Mihalca, A. D., Gherman, C. M., Magdaş, C., Dumitrache, M. O., Györke, A., Sándor, A. D., et al. (2012c). Ixodes ricinus is the dominant questing tick in forest habitats from Romania: the results from a countrywide dragging campaign. Exp. Appl. Acarol. 58, 175–182. doi: 10. 1007/s10493-012-9568-3
Nosek, J., and Sixl, W. (1972). Central-European ticks (Ixodoidea). Mitt. Abt. Zool. Landesmus. Joanneum 1, 61–92.
Paulauskas, A., Radzijevskaja, J., Rosef, O., Turcinaviciene, J., and Ambrasiene, D. (2009). Infestation of mice and voles with Ixodes ricinus ticks in Lithuania and Norway. Est. J. Ecol. 58, 112–125. doi: 10. 3176/eco. 2009. 2. 05

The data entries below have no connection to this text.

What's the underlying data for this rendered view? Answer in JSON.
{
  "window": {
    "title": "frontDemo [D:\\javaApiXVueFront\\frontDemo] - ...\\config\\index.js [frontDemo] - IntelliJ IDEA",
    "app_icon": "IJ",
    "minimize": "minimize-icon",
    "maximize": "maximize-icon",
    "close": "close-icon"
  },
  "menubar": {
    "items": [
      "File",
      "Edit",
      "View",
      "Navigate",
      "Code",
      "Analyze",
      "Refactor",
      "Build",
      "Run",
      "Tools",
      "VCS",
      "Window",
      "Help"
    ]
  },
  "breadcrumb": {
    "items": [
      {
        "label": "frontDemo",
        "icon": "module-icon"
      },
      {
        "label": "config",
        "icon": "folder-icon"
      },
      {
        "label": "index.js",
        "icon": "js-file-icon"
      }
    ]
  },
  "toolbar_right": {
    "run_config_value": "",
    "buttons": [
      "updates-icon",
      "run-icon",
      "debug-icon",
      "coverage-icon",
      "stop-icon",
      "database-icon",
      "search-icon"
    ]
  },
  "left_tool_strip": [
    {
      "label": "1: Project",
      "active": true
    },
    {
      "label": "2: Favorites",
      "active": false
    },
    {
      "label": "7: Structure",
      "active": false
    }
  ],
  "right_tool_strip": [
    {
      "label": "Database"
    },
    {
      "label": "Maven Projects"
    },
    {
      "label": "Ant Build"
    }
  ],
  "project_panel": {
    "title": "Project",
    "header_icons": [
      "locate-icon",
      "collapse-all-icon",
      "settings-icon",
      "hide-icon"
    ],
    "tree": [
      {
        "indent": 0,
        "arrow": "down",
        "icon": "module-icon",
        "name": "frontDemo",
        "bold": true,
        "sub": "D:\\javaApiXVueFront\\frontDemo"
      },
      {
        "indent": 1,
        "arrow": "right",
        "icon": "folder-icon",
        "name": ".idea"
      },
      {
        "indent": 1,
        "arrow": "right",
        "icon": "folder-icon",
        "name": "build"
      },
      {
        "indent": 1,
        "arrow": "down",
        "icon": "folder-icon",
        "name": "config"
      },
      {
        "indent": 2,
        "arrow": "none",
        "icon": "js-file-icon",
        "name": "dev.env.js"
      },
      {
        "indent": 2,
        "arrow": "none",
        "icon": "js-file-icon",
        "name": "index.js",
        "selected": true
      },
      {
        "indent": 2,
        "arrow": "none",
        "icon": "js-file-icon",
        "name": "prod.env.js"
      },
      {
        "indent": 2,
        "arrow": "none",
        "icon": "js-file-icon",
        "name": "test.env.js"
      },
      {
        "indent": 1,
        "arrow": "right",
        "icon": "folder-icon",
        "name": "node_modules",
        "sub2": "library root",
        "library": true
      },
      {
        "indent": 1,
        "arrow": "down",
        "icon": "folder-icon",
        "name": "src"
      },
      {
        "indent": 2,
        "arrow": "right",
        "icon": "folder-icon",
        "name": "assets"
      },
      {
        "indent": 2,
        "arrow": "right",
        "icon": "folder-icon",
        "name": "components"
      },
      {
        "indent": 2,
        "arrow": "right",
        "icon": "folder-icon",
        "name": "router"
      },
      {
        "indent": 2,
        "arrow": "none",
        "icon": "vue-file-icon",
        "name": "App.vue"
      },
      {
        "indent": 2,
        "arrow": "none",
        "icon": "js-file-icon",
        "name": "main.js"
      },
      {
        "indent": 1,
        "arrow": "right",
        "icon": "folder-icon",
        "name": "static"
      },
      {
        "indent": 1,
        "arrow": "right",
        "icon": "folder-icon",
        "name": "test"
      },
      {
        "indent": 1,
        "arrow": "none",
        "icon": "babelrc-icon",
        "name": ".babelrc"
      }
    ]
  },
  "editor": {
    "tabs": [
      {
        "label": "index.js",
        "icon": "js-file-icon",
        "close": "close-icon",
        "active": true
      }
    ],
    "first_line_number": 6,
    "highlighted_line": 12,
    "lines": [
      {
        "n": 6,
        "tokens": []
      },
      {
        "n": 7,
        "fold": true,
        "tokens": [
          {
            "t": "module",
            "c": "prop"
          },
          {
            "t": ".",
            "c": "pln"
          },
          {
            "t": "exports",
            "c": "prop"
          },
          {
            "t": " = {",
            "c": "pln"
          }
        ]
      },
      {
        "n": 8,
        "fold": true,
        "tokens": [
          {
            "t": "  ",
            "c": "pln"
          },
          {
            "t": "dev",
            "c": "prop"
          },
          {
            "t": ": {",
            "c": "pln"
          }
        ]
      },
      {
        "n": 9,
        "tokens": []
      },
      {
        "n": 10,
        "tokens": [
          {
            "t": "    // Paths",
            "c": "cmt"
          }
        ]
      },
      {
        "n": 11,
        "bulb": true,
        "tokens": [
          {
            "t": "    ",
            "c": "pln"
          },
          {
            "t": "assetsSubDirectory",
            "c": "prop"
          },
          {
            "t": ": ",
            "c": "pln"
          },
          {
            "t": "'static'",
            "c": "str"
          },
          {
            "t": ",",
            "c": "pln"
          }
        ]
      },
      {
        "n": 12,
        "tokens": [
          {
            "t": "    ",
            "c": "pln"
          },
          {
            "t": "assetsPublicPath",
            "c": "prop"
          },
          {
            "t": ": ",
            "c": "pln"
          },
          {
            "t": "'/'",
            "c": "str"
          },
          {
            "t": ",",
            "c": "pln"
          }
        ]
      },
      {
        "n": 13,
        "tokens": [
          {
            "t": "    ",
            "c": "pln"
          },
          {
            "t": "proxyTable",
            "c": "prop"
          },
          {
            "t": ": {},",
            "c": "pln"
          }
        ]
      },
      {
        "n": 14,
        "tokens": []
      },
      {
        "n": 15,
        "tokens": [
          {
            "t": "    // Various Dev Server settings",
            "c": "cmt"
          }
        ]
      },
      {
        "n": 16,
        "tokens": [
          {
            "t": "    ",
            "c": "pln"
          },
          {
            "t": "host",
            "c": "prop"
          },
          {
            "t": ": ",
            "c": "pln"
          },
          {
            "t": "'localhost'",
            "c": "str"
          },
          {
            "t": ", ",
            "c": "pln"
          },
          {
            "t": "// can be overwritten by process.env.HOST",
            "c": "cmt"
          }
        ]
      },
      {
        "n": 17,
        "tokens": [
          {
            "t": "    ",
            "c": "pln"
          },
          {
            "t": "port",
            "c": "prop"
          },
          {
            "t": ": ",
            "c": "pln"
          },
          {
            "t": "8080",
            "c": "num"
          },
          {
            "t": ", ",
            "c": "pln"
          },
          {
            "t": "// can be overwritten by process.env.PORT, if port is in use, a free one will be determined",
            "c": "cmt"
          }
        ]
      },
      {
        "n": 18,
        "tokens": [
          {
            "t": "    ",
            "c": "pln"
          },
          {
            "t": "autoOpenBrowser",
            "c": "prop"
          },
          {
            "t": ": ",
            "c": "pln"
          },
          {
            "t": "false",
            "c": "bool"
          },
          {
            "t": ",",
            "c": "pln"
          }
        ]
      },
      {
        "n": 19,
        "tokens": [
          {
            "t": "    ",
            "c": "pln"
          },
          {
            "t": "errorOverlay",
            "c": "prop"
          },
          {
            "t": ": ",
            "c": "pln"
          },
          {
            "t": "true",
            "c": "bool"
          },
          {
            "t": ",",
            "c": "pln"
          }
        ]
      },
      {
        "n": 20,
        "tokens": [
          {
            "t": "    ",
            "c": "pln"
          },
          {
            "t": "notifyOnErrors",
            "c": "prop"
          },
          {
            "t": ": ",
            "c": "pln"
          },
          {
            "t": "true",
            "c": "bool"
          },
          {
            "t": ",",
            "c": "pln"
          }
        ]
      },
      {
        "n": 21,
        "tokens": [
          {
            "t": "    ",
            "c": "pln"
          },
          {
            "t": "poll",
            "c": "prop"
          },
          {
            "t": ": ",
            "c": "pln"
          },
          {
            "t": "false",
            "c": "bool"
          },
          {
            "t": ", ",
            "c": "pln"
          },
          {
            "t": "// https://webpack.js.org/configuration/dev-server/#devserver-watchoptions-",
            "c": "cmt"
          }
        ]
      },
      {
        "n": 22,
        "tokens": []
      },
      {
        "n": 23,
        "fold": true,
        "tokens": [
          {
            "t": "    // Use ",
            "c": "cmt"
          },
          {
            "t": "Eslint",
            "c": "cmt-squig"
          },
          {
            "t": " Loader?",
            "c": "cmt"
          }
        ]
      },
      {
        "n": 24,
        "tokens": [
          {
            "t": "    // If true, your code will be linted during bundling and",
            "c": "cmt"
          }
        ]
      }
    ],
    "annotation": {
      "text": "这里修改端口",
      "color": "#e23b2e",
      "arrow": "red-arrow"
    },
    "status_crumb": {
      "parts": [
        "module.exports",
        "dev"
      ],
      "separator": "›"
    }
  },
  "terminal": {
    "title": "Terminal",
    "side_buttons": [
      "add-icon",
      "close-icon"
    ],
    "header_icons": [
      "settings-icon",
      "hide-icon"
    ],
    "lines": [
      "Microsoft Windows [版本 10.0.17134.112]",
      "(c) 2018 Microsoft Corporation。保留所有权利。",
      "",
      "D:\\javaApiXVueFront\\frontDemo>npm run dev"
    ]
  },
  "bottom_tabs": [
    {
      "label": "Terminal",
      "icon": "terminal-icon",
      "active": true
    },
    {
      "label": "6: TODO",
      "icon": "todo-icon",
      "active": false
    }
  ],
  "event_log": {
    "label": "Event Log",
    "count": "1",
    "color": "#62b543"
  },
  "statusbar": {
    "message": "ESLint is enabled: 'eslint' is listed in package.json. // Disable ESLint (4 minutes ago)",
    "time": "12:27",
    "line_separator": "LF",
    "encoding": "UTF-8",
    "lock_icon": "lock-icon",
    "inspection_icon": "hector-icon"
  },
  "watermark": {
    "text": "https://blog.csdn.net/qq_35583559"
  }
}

Pérez, D., Kneubühler, Y., Rais, O., and Gern, L. (2012). Seasonality of Ixodes ricinus ticks on vegetation and on rodents and Borrelia burgdorferi sensu lato genospecies diversity in two Lyme borreliosis-endemic areas in Switzerland. Vector Borne Zoonotic Dis. 12, 633–644. doi: 10. 1089/vbz. 2011. 0763
Randolph, S. E. (1979). Population regulation in ticks: the role of acquired resistance in natural and unnatural hosts. Parasitology 79, 141–156. doi: 10. 1017/S0031182000052033
Randolph, S. E. (1994). Density-dependent acquired resistance to ticks in natural hosts, independent of concurrent infection with Babesia microti . Parasitology 108, 413–419. doi: 10. 1017/S003118200007596X
Randolph, S. E. (2004). Tick ecology: processes and patterns behind the epidemiological risk posed by ixodid ticks as vectors. Parasitology 129, S37–S65. doi: 10. 1017/S0031182004004925
Randolph, S. E., Green, R. M., Hoodless, A. N., and Peacey, M. F. (2002). An empirical quantitative framework for the seasonal population dynamics of the tick Ixodes ricinus . Int. J. Parasitol. 32, 979–989. doi: 10. 1016/S0020-7519(02)00030-9
Randolph, S. E., Miklisoá, D., Lysy, J., Rogers, D. J., and Labuda, M. (1999). Incidence from coincidence: patterns of tick infestations on rodents facilitate transmission of tick-borne encephalitis virus. Parasitology 118, 177–186. doi: 10. 1017/S0031182098003643
Ruiz-Fons, F., and Gilbert, L. (2010). The role of deer as vehicles to move ticks, Ixodes ricinus , between contrasting habitats. Int. J. Parasitol. 40, 1013–1020. doi: 10. 1016/j. ijpara. 2010. 02. 006
Széll, Z., Sréter-Lancz, Z., Márialigeti, K., and Sréter, T. (2006). Temporal distribution of Ixodes ricinus , Dermacentor reticulatus and Haemaphysalis concinna in Hungary. Vet. Parasitol. 141, 377–379. doi: 10. 1016/j. vetpar. 2006. 06. 008